Main sections: | Disciplines | Techniques | Principles | Explanations | Theories |

Other sections: | Blog! | Quotes | Guest articles | Analysis | Books | Help |

More pages: | Contact | Caveat | About | Students | Webmasters | Awards | Guestbook | Feedback | Sitemap | Changes |

Settings: | Computer layout | Mobile layout | Small font | Medium font | Large font | Translate |


You can buy books here

More Kindle books:

And the big
paperback book

Look inside


Please help and share:


Quick links


* Argument
* Brand management
* Change Management
* Coaching
* Communication
* Counseling
* Game Design
* Human Resources
* Job-finding
* Leadership
* Marketing
* Politics
* Propaganda
* Rhetoric
* Negotiation
* Psychoanalysis
* Sales
* Sociology
* Storytelling
* Teaching
* Warfare
* Workplace design

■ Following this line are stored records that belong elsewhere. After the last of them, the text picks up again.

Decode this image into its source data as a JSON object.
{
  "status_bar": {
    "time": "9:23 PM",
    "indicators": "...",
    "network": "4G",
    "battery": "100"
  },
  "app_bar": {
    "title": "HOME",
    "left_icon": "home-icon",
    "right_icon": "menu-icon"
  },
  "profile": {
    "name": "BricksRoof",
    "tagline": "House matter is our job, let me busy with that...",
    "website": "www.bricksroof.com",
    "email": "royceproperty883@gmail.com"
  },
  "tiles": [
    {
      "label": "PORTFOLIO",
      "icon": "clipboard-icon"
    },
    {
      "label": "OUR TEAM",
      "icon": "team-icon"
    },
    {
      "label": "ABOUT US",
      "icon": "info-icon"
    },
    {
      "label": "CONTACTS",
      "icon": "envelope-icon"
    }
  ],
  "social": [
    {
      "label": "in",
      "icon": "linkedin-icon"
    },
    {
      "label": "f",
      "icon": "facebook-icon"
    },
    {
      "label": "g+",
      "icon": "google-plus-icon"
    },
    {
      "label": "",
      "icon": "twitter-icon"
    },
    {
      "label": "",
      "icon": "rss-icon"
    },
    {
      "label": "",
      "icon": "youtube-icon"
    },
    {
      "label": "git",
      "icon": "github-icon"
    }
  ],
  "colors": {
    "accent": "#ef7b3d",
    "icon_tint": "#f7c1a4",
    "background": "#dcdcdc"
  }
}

* Assertiveness
* Body language
* Change techniques
* Closing techniques
* Conversation
* Confidence tricks
* Conversion
* Creative techniques
* General techniques
* Happiness
* Hypnotism
* Interrogation
* Language
* Listening
* Negotiation tactics
* Objection handling
* Propaganda
* Problem-solving
* Public speaking
* Questioning
* Using repetition
* Resisting persuasion
* Self-development
* Sequential requests
* Storytelling
* Stress Management
* Tipping
* Using humor
* Willpower


* Principles


* Behaviors
* Beliefs
* Brain stuff
* Conditioning
* Coping Mechanisms
* Critical Theory
* Culture
* Decisions
* Emotions
* Evolution
* Gender
* Games
* Groups
* Habit
* Identity
* Learning
* Meaning
* Memory
* Motivation
* Models
* Needs
* Personality
* Power
* Preferences
* Research
* Relationships
* SIFT Model
* Social Research
* Stress
* Trust
* Values


* Alphabetic list
* Theory types


Guest Articles


| Home | Top | Menu | Quick Links |

© Changing Works 2002-
Massive Content — Maximum Speed